◆ **Data**:
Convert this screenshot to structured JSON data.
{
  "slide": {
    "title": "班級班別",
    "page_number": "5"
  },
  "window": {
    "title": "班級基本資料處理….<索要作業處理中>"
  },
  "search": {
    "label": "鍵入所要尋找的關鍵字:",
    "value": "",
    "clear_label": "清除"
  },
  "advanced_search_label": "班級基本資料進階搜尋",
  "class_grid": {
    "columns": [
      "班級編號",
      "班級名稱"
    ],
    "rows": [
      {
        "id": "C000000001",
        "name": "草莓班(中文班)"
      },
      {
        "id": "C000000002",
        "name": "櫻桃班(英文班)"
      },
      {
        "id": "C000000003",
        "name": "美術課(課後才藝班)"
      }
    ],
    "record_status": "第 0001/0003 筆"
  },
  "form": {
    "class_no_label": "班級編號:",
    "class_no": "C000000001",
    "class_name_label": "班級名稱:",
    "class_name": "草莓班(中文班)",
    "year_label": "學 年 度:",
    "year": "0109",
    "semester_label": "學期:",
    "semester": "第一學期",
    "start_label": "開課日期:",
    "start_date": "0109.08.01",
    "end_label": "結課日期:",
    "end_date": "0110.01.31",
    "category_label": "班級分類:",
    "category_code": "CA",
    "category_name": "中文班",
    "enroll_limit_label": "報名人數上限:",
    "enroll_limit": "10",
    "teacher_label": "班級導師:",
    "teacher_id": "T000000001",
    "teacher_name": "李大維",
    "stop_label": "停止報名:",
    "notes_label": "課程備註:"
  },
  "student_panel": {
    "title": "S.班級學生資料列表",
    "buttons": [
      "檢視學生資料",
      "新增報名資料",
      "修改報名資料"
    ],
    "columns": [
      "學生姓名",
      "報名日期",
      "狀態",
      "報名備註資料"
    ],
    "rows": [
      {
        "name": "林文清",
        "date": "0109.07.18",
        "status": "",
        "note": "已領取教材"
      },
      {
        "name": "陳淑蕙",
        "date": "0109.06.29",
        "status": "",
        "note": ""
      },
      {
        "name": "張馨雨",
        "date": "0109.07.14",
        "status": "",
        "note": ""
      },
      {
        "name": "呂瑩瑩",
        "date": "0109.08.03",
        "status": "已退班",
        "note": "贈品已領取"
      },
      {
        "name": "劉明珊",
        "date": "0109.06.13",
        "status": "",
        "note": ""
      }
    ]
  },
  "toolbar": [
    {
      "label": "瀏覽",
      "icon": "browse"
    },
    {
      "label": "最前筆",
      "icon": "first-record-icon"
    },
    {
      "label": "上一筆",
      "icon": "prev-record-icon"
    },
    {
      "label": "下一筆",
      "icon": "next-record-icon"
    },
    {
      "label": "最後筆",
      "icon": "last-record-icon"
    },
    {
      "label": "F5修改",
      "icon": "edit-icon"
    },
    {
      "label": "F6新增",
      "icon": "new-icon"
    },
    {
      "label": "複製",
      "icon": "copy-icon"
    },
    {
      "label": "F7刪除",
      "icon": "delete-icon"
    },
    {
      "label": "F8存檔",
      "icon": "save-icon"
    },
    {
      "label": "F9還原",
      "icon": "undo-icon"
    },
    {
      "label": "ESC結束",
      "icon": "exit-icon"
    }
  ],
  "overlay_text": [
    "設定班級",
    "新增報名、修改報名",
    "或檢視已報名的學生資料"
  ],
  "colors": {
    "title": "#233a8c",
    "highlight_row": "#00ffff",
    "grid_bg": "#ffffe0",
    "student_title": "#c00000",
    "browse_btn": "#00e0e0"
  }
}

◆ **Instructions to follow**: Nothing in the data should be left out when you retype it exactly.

◆ **Exercise result**:
Convert this screenshot to structured JSON data.
{
  "slide": {
    "title": "班級班別",
    "page_number": "5"
  },
  "window": {
    "title": "班級基本資料處理….<索要作業處理中>"
  },
  "search": {
    "label": "鍵入所要尋找的關鍵字:",
    "value": "",
    "clear_label": "清除"
  },
  "advanced_search_label": "班級基本資料進階搜尋",
  "class_grid": {
    "columns": [
      "班級編號",
      "班級名稱"
    ],
    "rows": [
      {
        "id": "C000000001",
        "name": "草莓班(中文班)"
      },
      {
        "id": "C000000002",
        "name": "櫻桃班(英文班)"
      },
      {
        "id": "C000000003",
        "name": "美術課(課後才藝班)"
      }
    ],
    "record_status": "第 0001/0003 筆"
  },
  "form": {
    "class_no_label": "班級編號:",
    "class_no": "C000000001",
    "class_name_label": "班級名稱:",
    "class_name": "草莓班(中文班)",
    "year_label": "學 年 度:",
    "year": "0109",
    "semester_label": "學期:",
    "semester": "第一學期",
    "start_label": "開課日期:",
    "start_date": "0109.08.01",
    "end_label": "結課日期:",
    "end_date": "0110.01.31",
    "category_label": "班級分類:",
    "category_code": "CA",
    "category_name": "中文班",
    "enroll_limit_label": "報名人數上限:",
    "enroll_limit": "10",
    "teacher_label": "班級導師:",
    "teacher_id": "T000000001",
    "teacher_name": "李大維",
    "stop_label": "停止報名:",
    "notes_label": "課程備註:"
  },
  "student_panel": {
    "title": "S.班級學生資料列表",
    "buttons": [
      "檢視學生資料",
      "新增報名資料",
      "修改報名資料"
    ],
    "columns": [
      "學生姓名",
      "報名日期",
      "狀態",
      "報名備註資料"
    ],
    "rows": [
      {
        "name": "林文清",
        "date": "0109.07.18",
        "status": "",
        "note": "已領取教材"
      },
      {
        "name": "陳淑蕙",
        "date": "0109.06.29",
        "status": "",
        "note": ""
      },
      {
        "name": "張馨雨",
        "date": "0109.07.14",
        "status": "",
        "note": ""
      },
      {
        "name": "呂瑩瑩",
        "date": "0109.08.03",
        "status": "已退班",
        "note": "贈品已領取"
      },
      {
        "name": "劉明珊",
        "date": "0109.06.13",
        "status": "",
        "note": ""
      }
    ]
  },
  "toolbar": [
    {
      "label": "瀏覽",
      "icon": "browse"
    },
    {
      "label": "最前筆",
      "icon": "first-record-icon"
    },
    {
      "label": "上一筆",
      "icon": "prev-record-icon"
    },
    {
      "label": "下一筆",
      "icon": "next-record-icon"
    },
    {
      "label": "最後筆",
      "icon": "last-record-icon"
    },
    {
      "label": "F5修改",
      "icon": "edit-icon"
    },
    {
      "label": "F6新增",
      "icon": "new-icon"
    },
    {
      "label": "複製",
      "icon": "copy-icon"
    },
    {
      "label": "F7刪除",
      "icon": "delete-icon"
    },
    {
      "label": "F8存檔",
      "icon": "save-icon"
    },
    {
      "label": "F9還原",
      "icon": "undo-icon"
    },
    {
      "label": "ESC結束",
      "icon": "exit-icon"
    }
  ],
  "overlay_text": [
    "設定班級",
    "新增報名、修改報名",
    "或檢視已報名的學生資料"
  ],
  "colors": {
    "title": "#233a8c",
    "highlight_row": "#00ffff",
    "grid_bg": "#ffffe0",
    "student_title": "#c00000",
    "browse_btn": "#00e0e0"
  }
}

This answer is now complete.